Entries from a dataset of interfaces:
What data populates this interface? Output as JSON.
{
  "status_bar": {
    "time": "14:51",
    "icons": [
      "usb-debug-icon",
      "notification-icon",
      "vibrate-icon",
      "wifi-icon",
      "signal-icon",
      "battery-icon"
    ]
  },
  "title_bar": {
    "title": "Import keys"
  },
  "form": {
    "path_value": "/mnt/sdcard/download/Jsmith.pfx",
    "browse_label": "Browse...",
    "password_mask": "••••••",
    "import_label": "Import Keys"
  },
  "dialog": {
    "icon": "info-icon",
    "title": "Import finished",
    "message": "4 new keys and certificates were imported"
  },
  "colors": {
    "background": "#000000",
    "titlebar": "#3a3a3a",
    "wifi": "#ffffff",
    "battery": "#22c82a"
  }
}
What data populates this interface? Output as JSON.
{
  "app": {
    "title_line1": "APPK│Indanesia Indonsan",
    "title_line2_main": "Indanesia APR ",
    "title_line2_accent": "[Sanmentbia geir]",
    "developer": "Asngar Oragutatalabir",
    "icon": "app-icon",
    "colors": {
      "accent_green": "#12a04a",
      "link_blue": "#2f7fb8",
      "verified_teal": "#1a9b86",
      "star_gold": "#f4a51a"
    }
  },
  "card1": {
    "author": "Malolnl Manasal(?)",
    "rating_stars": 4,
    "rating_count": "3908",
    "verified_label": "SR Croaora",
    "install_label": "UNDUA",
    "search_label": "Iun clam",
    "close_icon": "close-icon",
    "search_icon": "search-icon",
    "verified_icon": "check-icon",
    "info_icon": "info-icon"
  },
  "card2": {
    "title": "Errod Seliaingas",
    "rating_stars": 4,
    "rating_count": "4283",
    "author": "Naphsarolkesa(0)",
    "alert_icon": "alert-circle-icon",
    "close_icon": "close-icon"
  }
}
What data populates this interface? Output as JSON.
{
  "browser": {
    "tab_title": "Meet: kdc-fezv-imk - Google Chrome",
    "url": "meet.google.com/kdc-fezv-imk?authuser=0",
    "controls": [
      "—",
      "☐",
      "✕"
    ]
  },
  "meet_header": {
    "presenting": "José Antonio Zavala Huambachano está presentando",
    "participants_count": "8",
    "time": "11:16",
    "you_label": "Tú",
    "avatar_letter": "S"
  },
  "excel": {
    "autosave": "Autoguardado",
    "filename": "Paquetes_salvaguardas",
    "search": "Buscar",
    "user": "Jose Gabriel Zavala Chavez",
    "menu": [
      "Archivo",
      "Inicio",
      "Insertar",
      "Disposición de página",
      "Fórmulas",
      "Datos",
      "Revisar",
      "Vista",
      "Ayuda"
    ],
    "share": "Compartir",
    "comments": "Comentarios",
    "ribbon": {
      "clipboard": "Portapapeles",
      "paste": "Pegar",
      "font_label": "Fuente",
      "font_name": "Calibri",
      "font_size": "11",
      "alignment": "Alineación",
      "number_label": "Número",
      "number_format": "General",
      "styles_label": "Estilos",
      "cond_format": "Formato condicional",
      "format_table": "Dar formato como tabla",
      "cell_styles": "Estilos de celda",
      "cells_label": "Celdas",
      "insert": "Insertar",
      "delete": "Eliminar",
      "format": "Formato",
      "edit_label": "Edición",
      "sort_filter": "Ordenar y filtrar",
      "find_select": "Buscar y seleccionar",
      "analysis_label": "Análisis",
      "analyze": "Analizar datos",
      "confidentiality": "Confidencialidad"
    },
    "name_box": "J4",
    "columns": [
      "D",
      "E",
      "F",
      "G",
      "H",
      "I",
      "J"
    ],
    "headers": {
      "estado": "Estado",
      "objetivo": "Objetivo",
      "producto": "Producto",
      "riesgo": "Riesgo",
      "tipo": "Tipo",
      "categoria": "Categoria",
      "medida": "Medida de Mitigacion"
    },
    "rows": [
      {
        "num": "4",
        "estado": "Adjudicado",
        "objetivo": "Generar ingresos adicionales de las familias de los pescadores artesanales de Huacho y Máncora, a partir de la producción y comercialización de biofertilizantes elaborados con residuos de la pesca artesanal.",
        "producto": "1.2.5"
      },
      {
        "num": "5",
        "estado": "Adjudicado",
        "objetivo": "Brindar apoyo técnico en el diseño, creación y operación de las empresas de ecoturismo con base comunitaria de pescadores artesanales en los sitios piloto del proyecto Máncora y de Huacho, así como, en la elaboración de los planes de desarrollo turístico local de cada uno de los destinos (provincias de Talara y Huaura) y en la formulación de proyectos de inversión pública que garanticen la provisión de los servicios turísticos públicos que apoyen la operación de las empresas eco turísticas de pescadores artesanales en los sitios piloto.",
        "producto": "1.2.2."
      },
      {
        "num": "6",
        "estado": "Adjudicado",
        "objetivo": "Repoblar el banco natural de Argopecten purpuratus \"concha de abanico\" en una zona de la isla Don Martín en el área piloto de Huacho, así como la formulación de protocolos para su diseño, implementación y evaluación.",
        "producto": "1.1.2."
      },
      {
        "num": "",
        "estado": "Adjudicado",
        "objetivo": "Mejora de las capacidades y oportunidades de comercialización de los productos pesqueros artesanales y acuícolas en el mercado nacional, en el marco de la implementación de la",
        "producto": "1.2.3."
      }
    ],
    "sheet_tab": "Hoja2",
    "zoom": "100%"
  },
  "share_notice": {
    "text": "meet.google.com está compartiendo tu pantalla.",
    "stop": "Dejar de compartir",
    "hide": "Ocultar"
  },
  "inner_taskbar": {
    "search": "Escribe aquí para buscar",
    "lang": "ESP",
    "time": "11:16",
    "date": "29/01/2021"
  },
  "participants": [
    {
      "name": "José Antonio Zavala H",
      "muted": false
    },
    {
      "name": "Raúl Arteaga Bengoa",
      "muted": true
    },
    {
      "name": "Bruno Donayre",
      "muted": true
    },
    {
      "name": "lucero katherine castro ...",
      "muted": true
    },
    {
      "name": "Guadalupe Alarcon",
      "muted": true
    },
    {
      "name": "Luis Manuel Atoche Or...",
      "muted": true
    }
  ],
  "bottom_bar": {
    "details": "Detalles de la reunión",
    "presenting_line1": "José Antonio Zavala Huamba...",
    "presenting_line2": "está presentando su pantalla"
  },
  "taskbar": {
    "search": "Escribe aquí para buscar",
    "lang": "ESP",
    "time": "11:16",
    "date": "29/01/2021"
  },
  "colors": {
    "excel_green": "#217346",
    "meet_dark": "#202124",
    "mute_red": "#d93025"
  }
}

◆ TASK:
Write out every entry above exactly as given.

◆ YOUR RESPONSE:
What data populates this interface? Output as JSON.
{
  "status_bar": {
    "time": "14:51",
    "icons": [
      "usb-debug-icon",
      "notification-icon",
      "vibrate-icon",
      "wifi-icon",
      "signal-icon",
      "battery-icon"
    ]
  },
  "title_bar": {
    "title": "Import keys"
  },
  "form": {
    "path_value": "/mnt/sdcard/download/Jsmith.pfx",
    "browse_label": "Browse...",
    "password_mask": "••••••",
    "import_label": "Import Keys"
  },
  "dialog": {
    "icon": "info-icon",
    "title": "Import finished",
    "message": "4 new keys and certificates were imported"
  },
  "colors": {
    "background": "#000000",
    "titlebar": "#3a3a3a",
    "wifi": "#ffffff",
    "battery": "#22c82a"
  }
}
What data populates this interface? Output as JSON.
{
  "app": {
    "title_line1": "APPK│Indanesia Indonsan",
    "title_line2_main": "Indanesia APR ",
    "title_line2_accent": "[Sanmentbia geir]",
    "developer": "Asngar Oragutatalabir",
    "icon": "app-icon",
    "colors": {
      "accent_green": "#12a04a",
      "link_blue": "#2f7fb8",
      "verified_teal": "#1a9b86",
      "star_gold": "#f4a51a"
    }
  },
  "card1": {
    "author": "Malolnl Manasal(?)",
    "rating_stars": 4,
    "rating_count": "3908",
    "verified_label": "SR Croaora",
    "install_label": "UNDUA",
    "search_label": "Iun clam",
    "close_icon": "close-icon",
    "search_icon": "search-icon",
    "verified_icon": "check-icon",
    "info_icon": "info-icon"
  },
  "card2": {
    "title": "Errod Seliaingas",
    "rating_stars": 4,
    "rating_count": "4283",
    "author": "Naphsarolkesa(0)",
    "alert_icon": "alert-circle-icon",
    "close_icon": "close-icon"
  }
}
What data populates this interface? Output as JSON.
{
  "browser": {
    "tab_title": "Meet: kdc-fezv-imk - Google Chrome",
    "url": "meet.google.com/kdc-fezv-imk?authuser=0",
    "controls": [
      "—",
      "☐",
      "✕"
    ]
  },
  "meet_header": {
    "presenting": "José Antonio Zavala Huambachano está presentando",
    "participants_count": "8",
    "time": "11:16",
    "you_label": "Tú",
    "avatar_letter": "S"
  },
  "excel": {
    "autosave": "Autoguardado",
    "filename": "Paquetes_salvaguardas",
    "search": "Buscar",
    "user": "Jose Gabriel Zavala Chavez",
    "menu": [
      "Archivo",
      "Inicio",
      "Insertar",
      "Disposición de página",
      "Fórmulas",
      "Datos",
      "Revisar",
      "Vista",
      "Ayuda"
    ],
    "share": "Compartir",
    "comments": "Comentarios",
    "ribbon": {
      "clipboard": "Portapapeles",
      "paste": "Pegar",
      "font_label": "Fuente",
      "font_name": "Calibri",
      "font_size": "11",
      "alignment": "Alineación",
      "number_label": "Número",
      "number_format": "General",
      "styles_label": "Estilos",
      "cond_format": "Formato condicional",
      "format_table": "Dar formato como tabla",
      "cell_styles": "Estilos de celda",
      "cells_label": "Celdas",
      "insert": "Insertar",
      "delete": "Eliminar",
      "format": "Formato",
      "edit_label": "Edición",
      "sort_filter": "Ordenar y filtrar",
      "find_select": "Buscar y seleccionar",
      "analysis_label": "Análisis",
      "analyze": "Analizar datos",
      "confidentiality": "Confidencialidad"
    },
    "name_box": "J4",
    "columns": [
      "D",
      "E",
      "F",
      "G",
      "H",
      "I",
      "J"
    ],
    "headers": {
      "estado": "Estado",
      "objetivo": "Objetivo",
      "producto": "Producto",
      "riesgo": "Riesgo",
      "tipo": "Tipo",
      "categoria": "Categoria",
      "medida": "Medida de Mitigacion"
    },
    "rows": [
      {
        "num": "4",
        "estado": "Adjudicado",
        "objetivo": "Generar ingresos adicionales de las familias de los pescadores artesanales de Huacho y Máncora, a partir de la producción y comercialización de biofertilizantes elaborados con residuos de la pesca artesanal.",
        "producto": "1.2.5"
      },
      {
        "num": "5",
        "estado": "Adjudicado",
        "objetivo": "Brindar apoyo técnico en el diseño, creación y operación de las empresas de ecoturismo con base comunitaria de pescadores artesanales en los sitios piloto del proyecto Máncora y de Huacho, así como, en la elaboración de los planes de desarrollo turístico local de cada uno de los destinos (provincias de Talara y Huaura) y en la formulación de proyectos de inversión pública que garanticen la provisión de los servicios turísticos públicos que apoyen la operación de las empresas eco turísticas de pescadores artesanales en los sitios piloto.",
        "producto": "1.2.2."
      },
      {
        "num": "6",
        "estado": "Adjudicado",
        "objetivo": "Repoblar el banco natural de Argopecten purpuratus \"concha de abanico\" en una zona de la isla Don Martín en el área piloto de Huacho, así como la formulación de protocolos para su diseño, implementación y evaluación.",
        "producto": "1.1.2."
      },
      {
        "num": "",
        "estado": "Adjudicado",
        "objetivo": "Mejora de las capacidades y oportunidades de comercialización de los productos pesqueros artesanales y acuícolas en el mercado nacional, en el marco de la implementación de la",
        "producto": "1.2.3."
      }
    ],
    "sheet_tab": "Hoja2",
    "zoom": "100%"
  },
  "share_notice": {
    "text": "meet.google.com está compartiendo tu pantalla.",
    "stop": "Dejar de compartir",
    "hide": "Ocultar"
  },
  "inner_taskbar": {
    "search": "Escribe aquí para buscar",
    "lang": "ESP",
    "time": "11:16",
    "date": "29/01/2021"
  },
  "participants": [
    {
      "name": "José Antonio Zavala H",
      "muted": false
    },
    {
      "name": "Raúl Arteaga Bengoa",
      "muted": true
    },
    {
      "name": "Bruno Donayre",
      "muted": true
    },
    {
      "name": "lucero katherine castro ...",
      "muted": true
    },
    {
      "name": "Guadalupe Alarcon",
      "muted": true
    },
    {
      "name": "Luis Manuel Atoche Or...",
      "muted": true
    }
  ],
  "bottom_bar": {
    "details": "Detalles de la reunión",
    "presenting_line1": "José Antonio Zavala Huamba...",
    "presenting_line2": "está presentando su pantalla"
  },
  "taskbar": {
    "search": "Escribe aquí para buscar",
    "lang": "ESP",
    "time": "11:16",
    "date": "29/01/2021"
  },
  "colors": {
    "excel_green": "#217346",
    "meet_dark": "#202124",
    "mute_red": "#d93025"
  }
}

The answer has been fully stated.